■ **WORK REQUEST**:
Drop every image, then reproduce the data exactly as given.

START MATERIAL PROVIDED

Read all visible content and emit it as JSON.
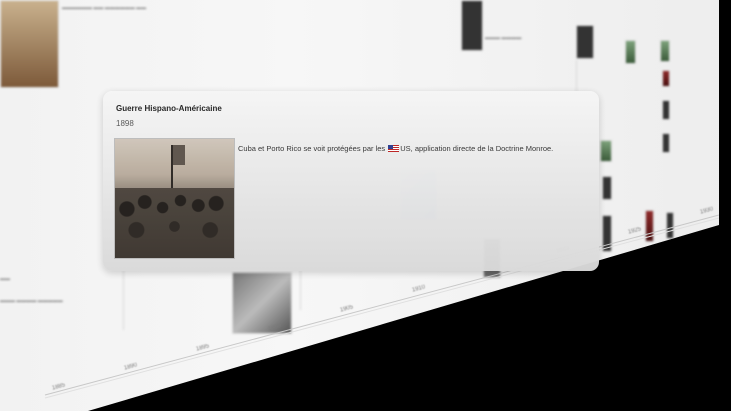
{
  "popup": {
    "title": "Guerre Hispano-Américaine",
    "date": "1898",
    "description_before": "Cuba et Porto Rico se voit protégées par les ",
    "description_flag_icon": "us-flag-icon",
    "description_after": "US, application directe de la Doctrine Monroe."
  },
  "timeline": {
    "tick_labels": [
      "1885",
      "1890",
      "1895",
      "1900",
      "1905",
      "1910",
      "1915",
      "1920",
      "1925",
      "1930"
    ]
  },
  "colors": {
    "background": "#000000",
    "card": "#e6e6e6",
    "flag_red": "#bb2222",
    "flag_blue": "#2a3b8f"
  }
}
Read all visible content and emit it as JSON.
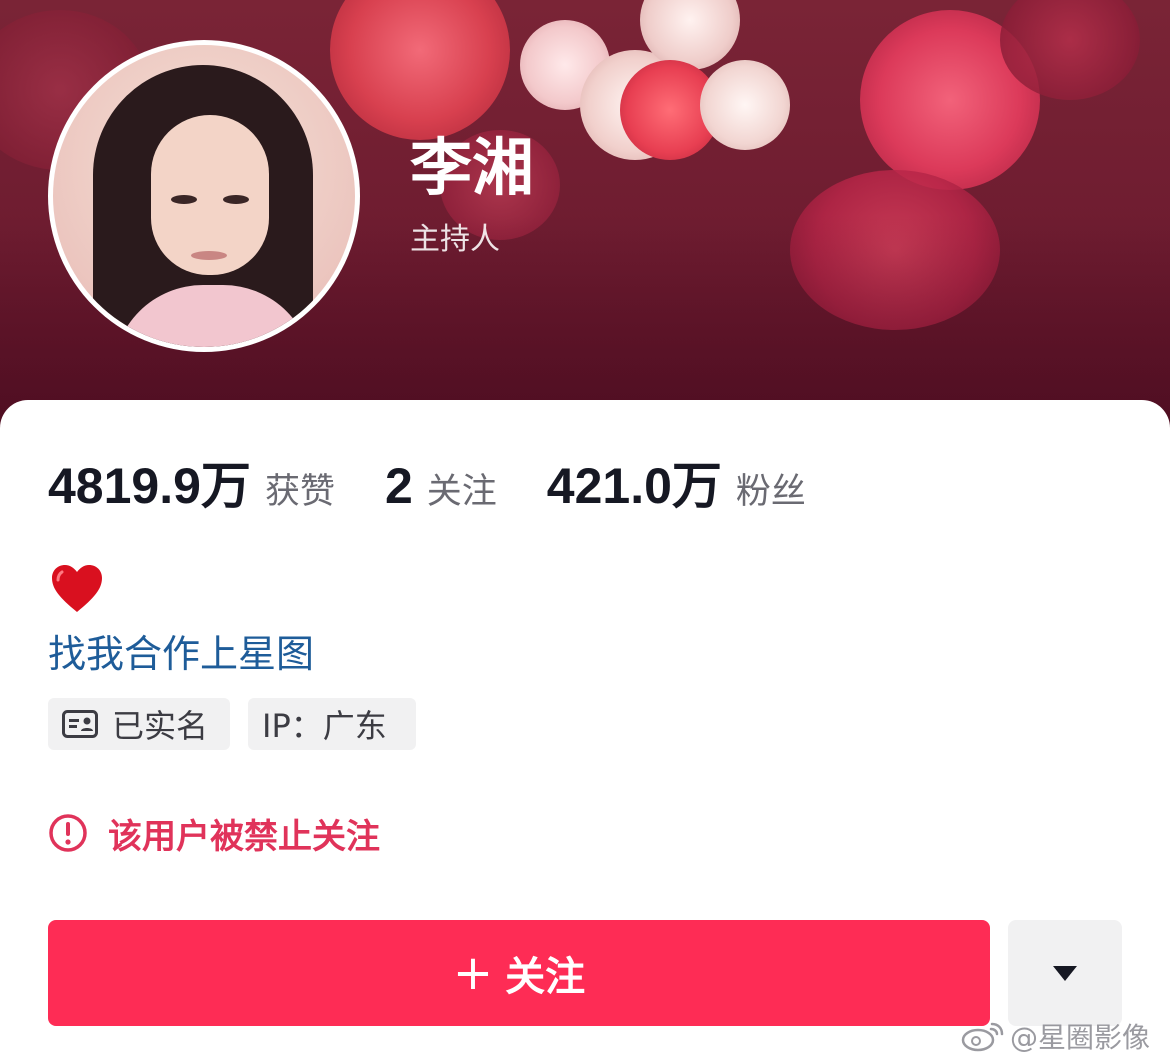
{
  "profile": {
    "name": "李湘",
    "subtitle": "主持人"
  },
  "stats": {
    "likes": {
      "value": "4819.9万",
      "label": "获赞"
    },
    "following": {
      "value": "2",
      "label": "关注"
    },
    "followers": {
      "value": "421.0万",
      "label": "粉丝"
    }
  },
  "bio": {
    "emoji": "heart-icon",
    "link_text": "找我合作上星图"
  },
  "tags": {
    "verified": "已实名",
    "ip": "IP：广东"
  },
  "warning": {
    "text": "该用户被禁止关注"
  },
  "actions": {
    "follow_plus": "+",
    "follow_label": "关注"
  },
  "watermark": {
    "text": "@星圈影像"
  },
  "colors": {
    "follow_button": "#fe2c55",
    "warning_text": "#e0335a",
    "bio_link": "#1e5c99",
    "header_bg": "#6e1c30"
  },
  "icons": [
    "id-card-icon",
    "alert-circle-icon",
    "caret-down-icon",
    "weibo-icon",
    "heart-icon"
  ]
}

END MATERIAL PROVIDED

■ **REPLY**:
Read all visible content and emit it as JSON.
{
  "popup": {
    "title": "Guerre Hispano-Américaine",
    "date": "1898",
    "description_before": "Cuba et Porto Rico se voit protégées par les ",
    "description_flag_icon": "us-flag-icon",
    "description_after": "US, application directe de la Doctrine Monroe."
  },
  "timeline": {
    "tick_labels": [
      "1885",
      "1890",
      "1895",
      "1900",
      "1905",
      "1910",
      "1915",
      "1920",
      "1925",
      "1930"
    ]
  },
  "colors": {
    "background": "#000000",
    "card": "#e6e6e6",
    "flag_red": "#bb2222",
    "flag_blue": "#2a3b8f"
  }
}
Read all visible content and emit it as JSON.
{
  "profile": {
    "name": "李湘",
    "subtitle": "主持人"
  },
  "stats": {
    "likes": {
      "value": "4819.9万",
      "label": "获赞"
    },
    "following": {
      "value": "2",
      "label": "关注"
    },
    "followers": {
      "value": "421.0万",
      "label": "粉丝"
    }
  },
  "bio": {
    "emoji": "heart-icon",
    "link_text": "找我合作上星图"
  },
  "tags": {
    "verified": "已实名",
    "ip": "IP：广东"
  },
  "warning": {
    "text": "该用户被禁止关注"
  },
  "actions": {
    "follow_plus": "+",
    "follow_label": "关注"
  },
  "watermark": {
    "text": "@星圈影像"
  },
  "colors": {
    "follow_button": "#fe2c55",
    "warning_text": "#e0335a",
    "bio_link": "#1e5c99",
    "header_bg": "#6e1c30"
  },
  "icons": [
    "id-card-icon",
    "alert-circle-icon",
    "caret-down-icon",
    "weibo-icon",
    "heart-icon"
  ]
}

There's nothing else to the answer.